Task requirements -> Reproduce every line of the material below, but drop the pictures.

Supplied data ->
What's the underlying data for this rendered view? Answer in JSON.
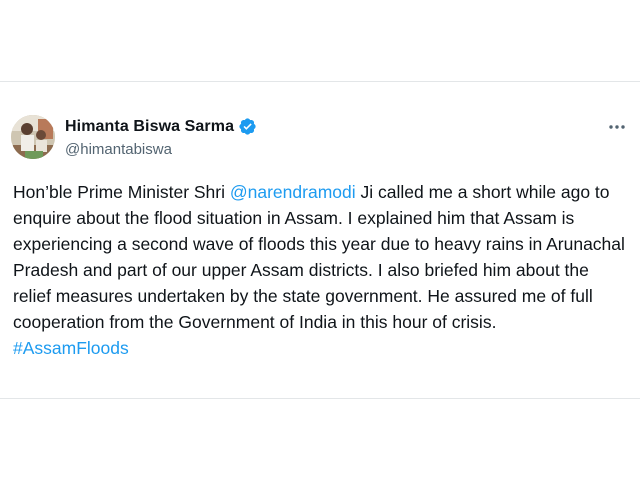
{
  "tweet": {
    "author_name": "Himanta Biswa Sarma",
    "author_handle": "@himantabiswa",
    "verified": true,
    "more_icon": "more-horizontal-icon",
    "text_before_mention": "Hon’ble Prime Minister Shri ",
    "mention": "@narendramodi",
    "text_after_mention": "  Ji called me a short while ago to enquire about the flood situation in Assam. I explained him that Assam is experiencing a second wave of floods this year due to heavy rains in Arunachal Pradesh and part of our upper Assam districts. I also briefed him about the relief measures undertaken by the state government. He assured me of full cooperation from the Government of India in this hour of crisis.",
    "hashtag": "#AssamFloods"
  },
  "colors": {
    "link": "#1d9bf0",
    "text": "#0f1419",
    "secondary_text": "#536471",
    "verified_badge": "#1d9bf0",
    "border": "#e3e6e8"
  }
}
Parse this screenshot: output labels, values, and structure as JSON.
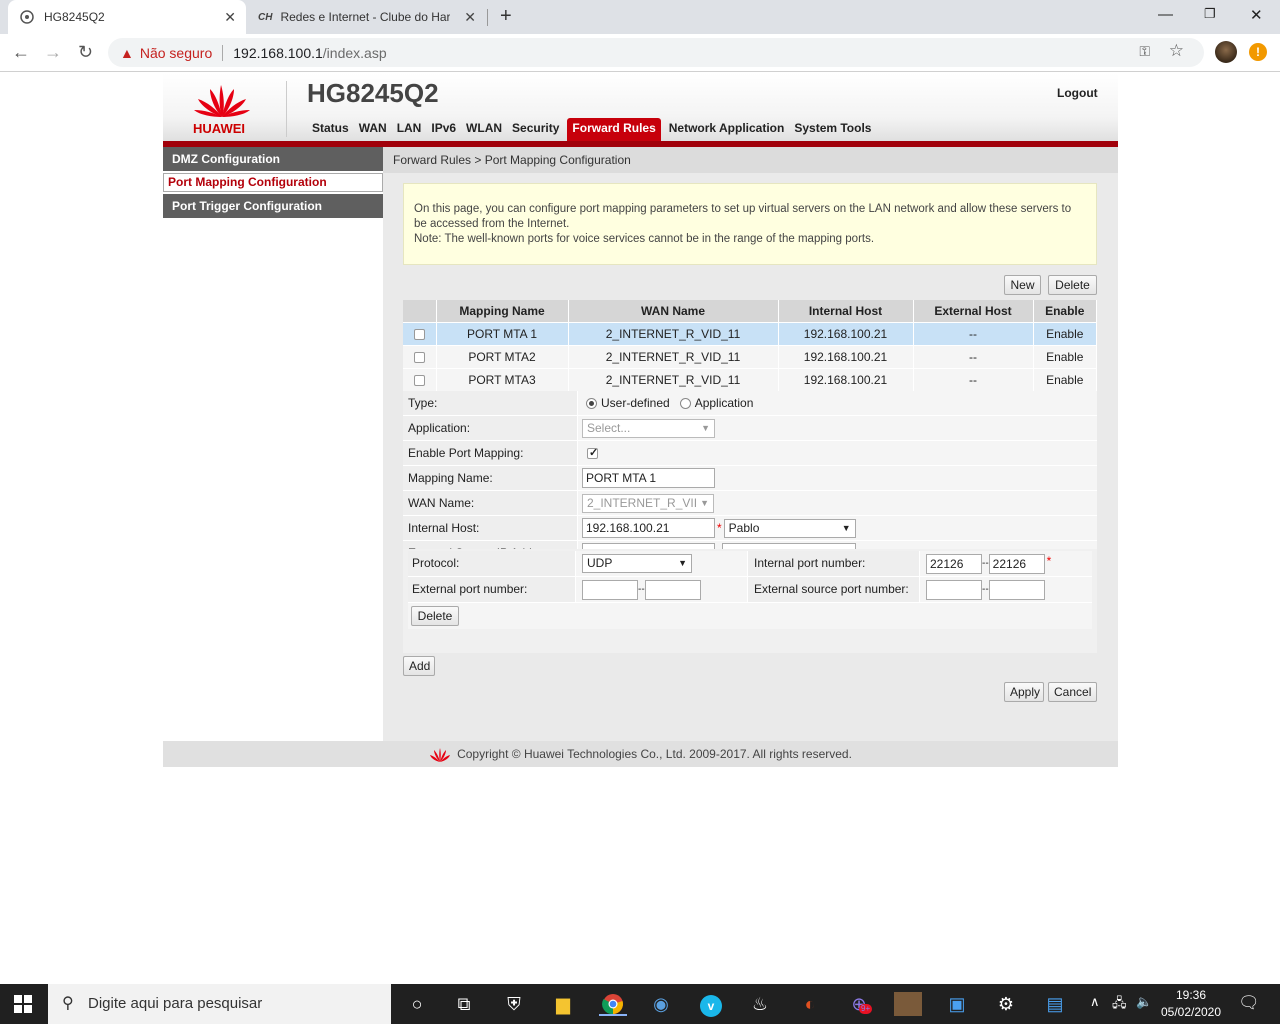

Response to the exercise ->
What's the underlying data for this rendered view? Answer in JSON.
{
  "tweet": {
    "author_name": "Himanta Biswa Sarma",
    "author_handle": "@himantabiswa",
    "verified": true,
    "more_icon": "more-horizontal-icon",
    "text_before_mention": "Hon’ble Prime Minister Shri ",
    "mention": "@narendramodi",
    "text_after_mention": "  Ji called me a short while ago to enquire about the flood situation in Assam. I explained him that Assam is experiencing a second wave of floods this year due to heavy rains in Arunachal Pradesh and part of our upper Assam districts. I also briefed him about the relief measures undertaken by the state government. He assured me of full cooperation from the Government of India in this hour of crisis.",
    "hashtag": "#AssamFloods"
  },
  "colors": {
    "link": "#1d9bf0",
    "text": "#0f1419",
    "secondary_text": "#536471",
    "verified_badge": "#1d9bf0",
    "border": "#e3e6e8"
  }
}
Parse this screenshot: output labels, values, and structure as JSON.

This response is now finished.